 > class Robot {
     constructor (model, energyLevel) {
       this.model = model;
       this.energyLevel = energyLevel;
     }
     get energyLevel () {
       return this._energyLevel;
     }
     set energyLevel(numLevel) {
       if( typeof numLevel === "number" && numLevel > 0 ){
         this._energyLevel = numLevel;
       } else {
         console.log( 'Error:  Value is not a number, or not greater than zero' );
       }
     }
   }
<- undefined
 > robot = new Robot('1E78V2', 'five')
   Error:  Value is not a number, or not greater than zero
<- > Robot {model: "1E78V2"}
 > robot
<- Robot {model: "1E78V2"}
     model: "1E78V2"
     energyLevel: undefined
 > robot.energyLevel = 100
<- Robot {model: "1E78V2", _energyLevel: 100}
     model: "1E78V2"
     _energyLevel: 100
     energyLevel: 100
 > 

#5

Okie dokie let me see if I understand you. My understanding is this:

If I have an object with some property that I would like to access or set, I can create a method called getProperty() and a method called setProperty(parameters)

then (object.getProperty()); and (object.setProperty(parameters));

my other choice is using get and set, to simplify so I can use

object.property and object.property =
(when accessing or setting a property of an object)

Is this correct? You haven’t explained why the code works just fine with the get and set keywords removed. Is that javascript being nice? like with missing semicolons?


#6

The code doesn’t work unless you change the names of the methods. get and set methods have bindings to the backing variable of the same name.
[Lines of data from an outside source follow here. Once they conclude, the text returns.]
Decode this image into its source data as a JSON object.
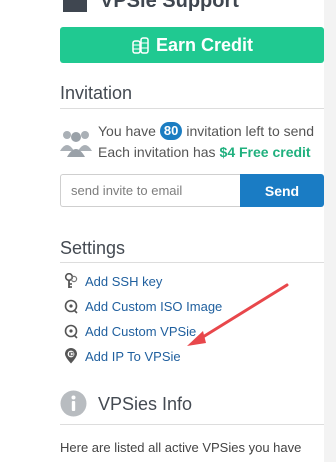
{
  "support": {
    "title": "VPSie Support",
    "icon": "headset-icon"
  },
  "earn": {
    "label": "Earn Credit",
    "icon": "coins-icon"
  },
  "invitation": {
    "title": "Invitation",
    "icon": "people-icon",
    "line1_prefix": "You have",
    "count": "80",
    "line1_suffix": "invitation left to send",
    "line2_prefix": "Each invitation has",
    "free_credit": "$4 Free credit",
    "input_placeholder": "send invite to email",
    "send_label": "Send"
  },
  "settings": {
    "title": "Settings",
    "items": [
      {
        "label": "Add SSH key",
        "icon": "key-icon"
      },
      {
        "label": "Add Custom ISO Image",
        "icon": "disc-icon"
      },
      {
        "label": "Add Custom VPSie",
        "icon": "disc-icon"
      },
      {
        "label": "Add IP To VPSie",
        "icon": "ip-pin-icon"
      }
    ]
  },
  "info": {
    "title": "VPSies Info",
    "icon": "info-icon",
    "description": "Here are listed all active VPSies you have"
  },
  "colors": {
    "accent_green": "#20c991",
    "primary_blue": "#1a7cc4",
    "link_blue": "#1f5f9e",
    "annotation_red": "#e8474b"
  }
}
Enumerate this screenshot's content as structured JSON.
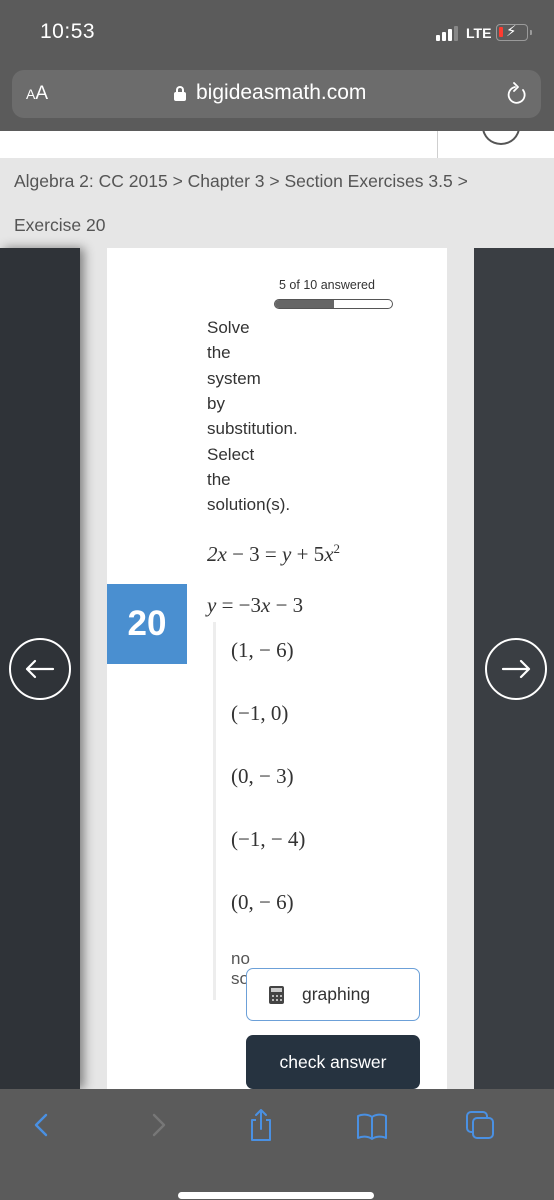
{
  "status_bar": {
    "time": "10:53",
    "network": "LTE",
    "battery_icon": "battery-charging-icon",
    "signal_bars": 3,
    "signal_bars_total": 4
  },
  "browser": {
    "text_size_label_small": "A",
    "text_size_label_large": "A",
    "url": "bigideasmath.com",
    "lock_icon": "lock-icon",
    "reload_icon": "reload-icon"
  },
  "breadcrumb": {
    "path": "Algebra 2: CC 2015 > Chapter 3 > Section Exercises 3.5 >",
    "current": "Exercise 20"
  },
  "progress": {
    "label": "5 of 10 answered",
    "answered": 5,
    "total": 10,
    "fraction": 0.5
  },
  "question": {
    "number": "20",
    "instruction_words": [
      "Solve",
      "the",
      "system",
      "by",
      "substitution.",
      "Select",
      "the",
      "solution(s)."
    ],
    "equations": [
      "2x − 3 = y + 5x²",
      "y = −3x − 3"
    ]
  },
  "options": [
    {
      "label": "(1,  − 6)"
    },
    {
      "label": "(−1, 0)"
    },
    {
      "label": "(0,  − 3)"
    },
    {
      "label": "(−1,  − 4)"
    },
    {
      "label": "(0,  − 6)"
    },
    {
      "label_line1": "no",
      "label_line2": "solution"
    }
  ],
  "buttons": {
    "graphing": "graphing",
    "check_answer": "check answer",
    "prev_icon": "arrow-left-icon",
    "next_icon": "arrow-right-icon"
  },
  "toolbar": {
    "items": [
      "back",
      "forward",
      "share",
      "bookmarks",
      "tabs"
    ],
    "accent_color": "#4a90e2"
  }
}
It’s the mechanics under the hood that maintain those binding.

get prop() {
    return this._prop;
}
set prop(value) {
    this._prop = value;
}

It’s the union of the two working in concert that permits this syntax in making a new assignment…
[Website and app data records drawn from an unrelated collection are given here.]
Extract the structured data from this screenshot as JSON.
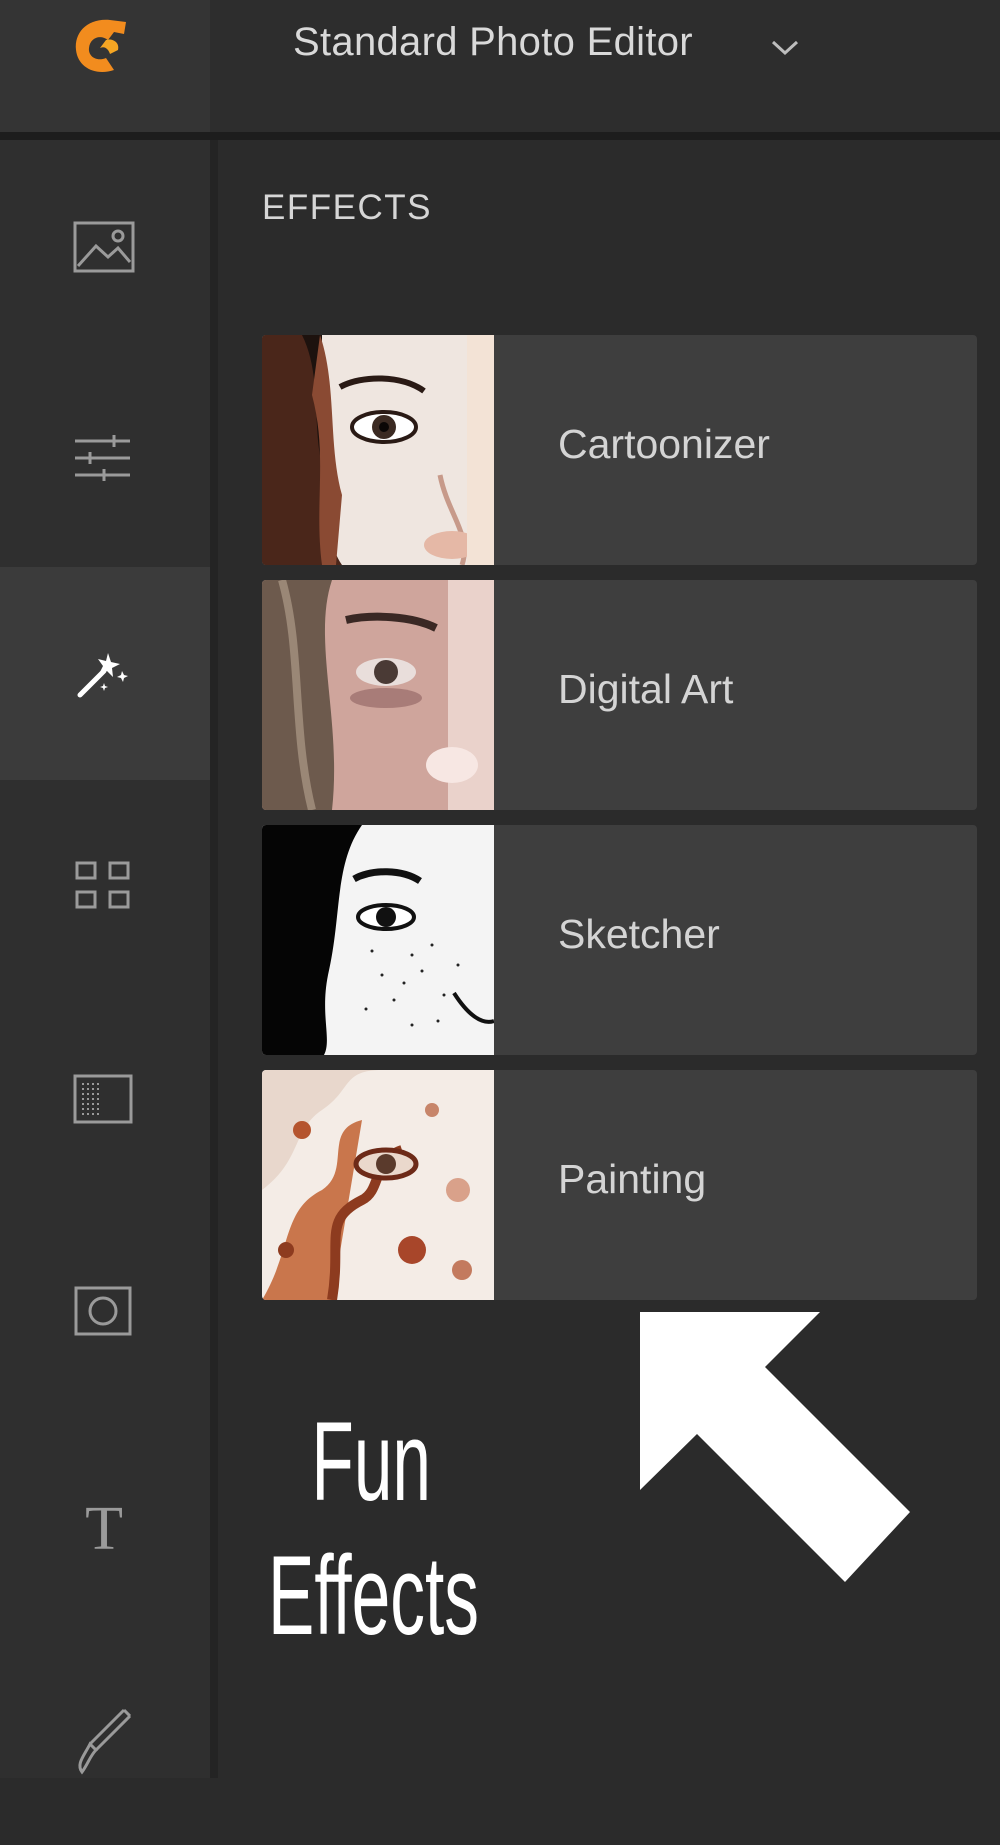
{
  "header": {
    "logo_icon": "app-logo-icon",
    "editor_mode": "Standard Photo Editor",
    "chevron_icon": "chevron-down-icon"
  },
  "sidebar": {
    "tools": [
      {
        "icon": "image-icon",
        "active": false
      },
      {
        "icon": "sliders-icon",
        "active": false
      },
      {
        "icon": "magic-wand-icon",
        "active": true
      },
      {
        "icon": "grid-icon",
        "active": false
      },
      {
        "icon": "texture-icon",
        "active": false
      },
      {
        "icon": "frame-icon",
        "active": false
      },
      {
        "icon": "text-icon",
        "active": false
      },
      {
        "icon": "brush-icon",
        "active": false
      }
    ]
  },
  "panel": {
    "title": "EFFECTS",
    "effects": [
      {
        "label": "Cartoonizer"
      },
      {
        "label": "Digital Art"
      },
      {
        "label": "Sketcher"
      },
      {
        "label": "Painting"
      }
    ]
  },
  "callout": {
    "line1": "Fun",
    "line2": "Effects",
    "arrow_icon": "arrow-up-left-icon"
  },
  "colors": {
    "background": "#2b2b2b",
    "sidebar": "#2f2f2f",
    "active_tool": "#3b3b3b",
    "card": "#3e3e3e",
    "logo_orange": "#f28c1e"
  }
}
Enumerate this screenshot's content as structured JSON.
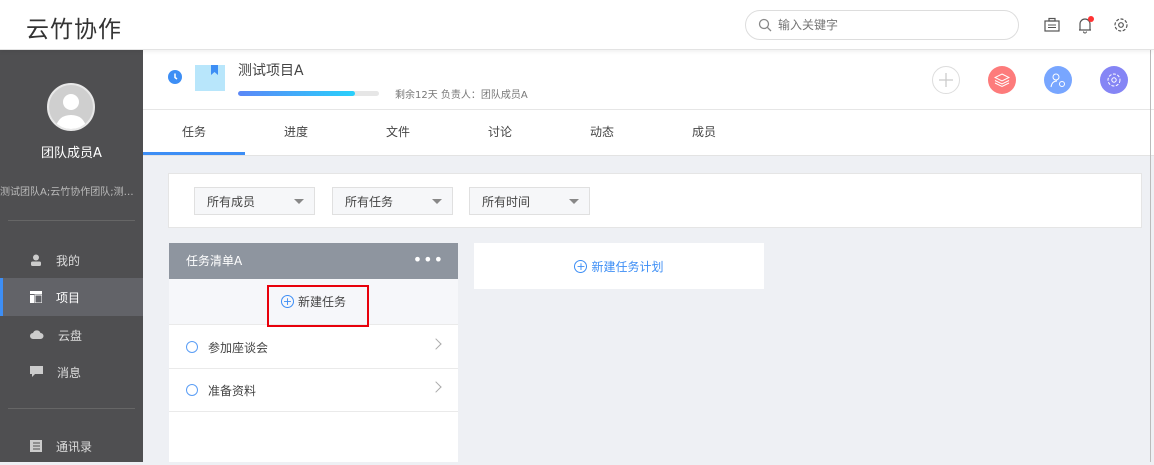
{
  "app": {
    "logo": "云竹协作"
  },
  "search": {
    "placeholder": "输入关键字"
  },
  "sidebar": {
    "user_name": "团队成员A",
    "teams": "测试团队A;云竹协作团队;测试...",
    "items": [
      {
        "label": "我的"
      },
      {
        "label": "项目"
      },
      {
        "label": "云盘"
      },
      {
        "label": "消息"
      },
      {
        "label": "通讯录"
      }
    ]
  },
  "project": {
    "title": "测试项目A",
    "progress_percent": 83,
    "meta": "剩余12天 负责人：团队成员A"
  },
  "tabs": [
    {
      "label": "任务"
    },
    {
      "label": "进度"
    },
    {
      "label": "文件"
    },
    {
      "label": "讨论"
    },
    {
      "label": "动态"
    },
    {
      "label": "成员"
    }
  ],
  "filters": [
    {
      "value": "所有成员"
    },
    {
      "value": "所有任务"
    },
    {
      "value": "所有时间"
    }
  ],
  "tasklist": {
    "title": "任务清单A",
    "more": "•••",
    "new_task": "新建任务",
    "tasks": [
      {
        "label": "参加座谈会"
      },
      {
        "label": "准备资料"
      }
    ]
  },
  "new_plan": "新建任务计划",
  "colors": {
    "accent": "#3d8ef5",
    "highlight": "#e8000b",
    "sidebar": "#4f4f51"
  }
}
object.prop = newValue;

Using a standard method, we would just execute it…

object.setProp(newValue);

Here it would optional to use a backing variable.

setProp(value) {
    this._prop = value;
}

Underscore props are not private, but they are distinctly different from their mate, so tell the reader (other programmer) that you wish them to be somewhat private.